__What you will do__:
Show each line of the records in which the word "JSON" occurs.

[Input material Boundary: Start]

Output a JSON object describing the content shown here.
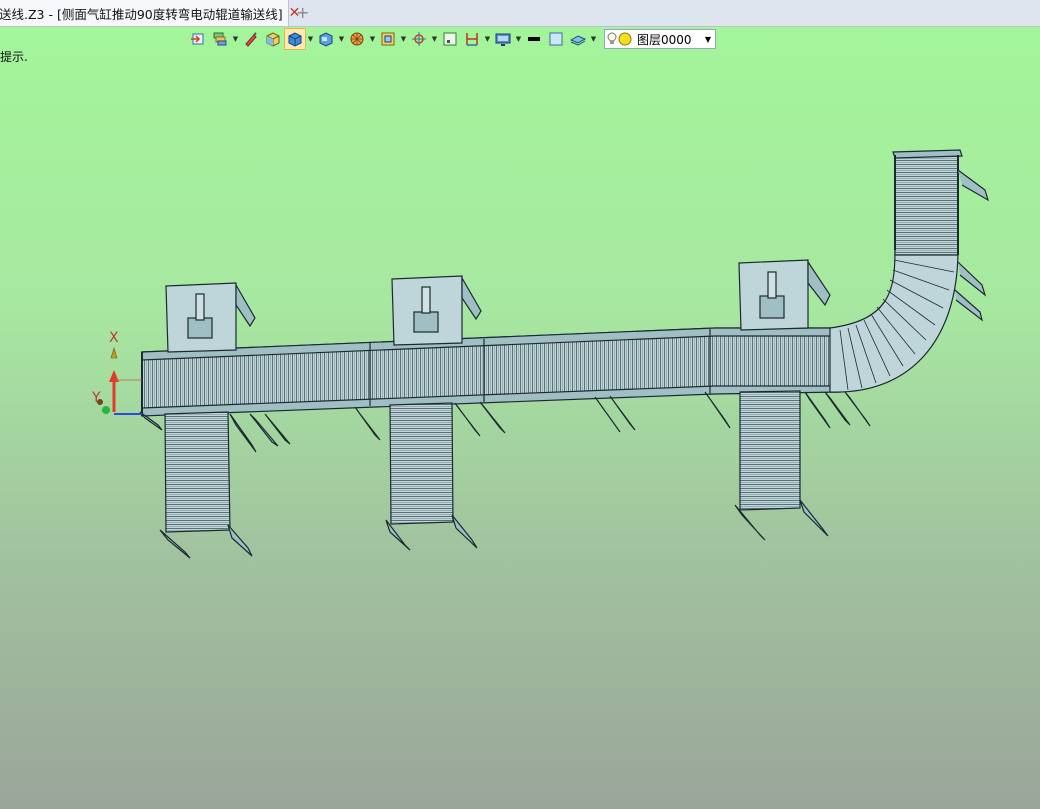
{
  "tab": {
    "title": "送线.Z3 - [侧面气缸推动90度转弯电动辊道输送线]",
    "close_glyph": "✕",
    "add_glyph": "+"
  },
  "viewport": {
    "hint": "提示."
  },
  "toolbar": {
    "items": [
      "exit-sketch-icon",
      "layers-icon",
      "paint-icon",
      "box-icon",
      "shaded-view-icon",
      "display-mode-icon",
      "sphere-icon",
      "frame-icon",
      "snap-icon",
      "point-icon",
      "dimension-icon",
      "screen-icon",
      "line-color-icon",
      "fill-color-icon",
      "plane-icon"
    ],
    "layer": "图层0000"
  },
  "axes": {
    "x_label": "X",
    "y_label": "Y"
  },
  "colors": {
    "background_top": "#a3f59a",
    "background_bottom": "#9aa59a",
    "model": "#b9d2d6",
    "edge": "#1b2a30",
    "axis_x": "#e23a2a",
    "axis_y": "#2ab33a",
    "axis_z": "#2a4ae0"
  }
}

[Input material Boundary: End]
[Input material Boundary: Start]

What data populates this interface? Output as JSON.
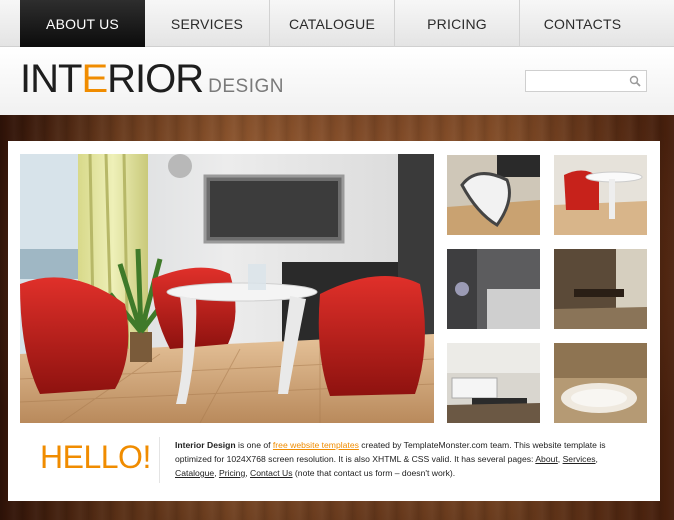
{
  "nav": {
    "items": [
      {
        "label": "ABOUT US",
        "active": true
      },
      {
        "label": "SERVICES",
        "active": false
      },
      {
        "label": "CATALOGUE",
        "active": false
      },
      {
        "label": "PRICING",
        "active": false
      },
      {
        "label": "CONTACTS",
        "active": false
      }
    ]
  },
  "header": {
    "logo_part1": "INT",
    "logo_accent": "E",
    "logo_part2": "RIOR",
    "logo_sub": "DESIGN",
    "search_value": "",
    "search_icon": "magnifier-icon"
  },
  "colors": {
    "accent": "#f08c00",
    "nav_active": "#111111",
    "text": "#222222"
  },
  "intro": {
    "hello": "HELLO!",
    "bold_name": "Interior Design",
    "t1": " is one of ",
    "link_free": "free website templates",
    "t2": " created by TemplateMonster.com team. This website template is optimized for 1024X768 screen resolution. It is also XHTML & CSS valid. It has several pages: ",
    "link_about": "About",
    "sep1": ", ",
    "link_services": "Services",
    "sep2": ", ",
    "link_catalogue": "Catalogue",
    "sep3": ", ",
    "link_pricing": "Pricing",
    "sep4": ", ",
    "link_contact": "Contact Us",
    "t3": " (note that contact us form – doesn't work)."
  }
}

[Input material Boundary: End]

__Answer to the problem__:
Output a JSON object describing the content shown here.
What data populates this interface? Output as JSON.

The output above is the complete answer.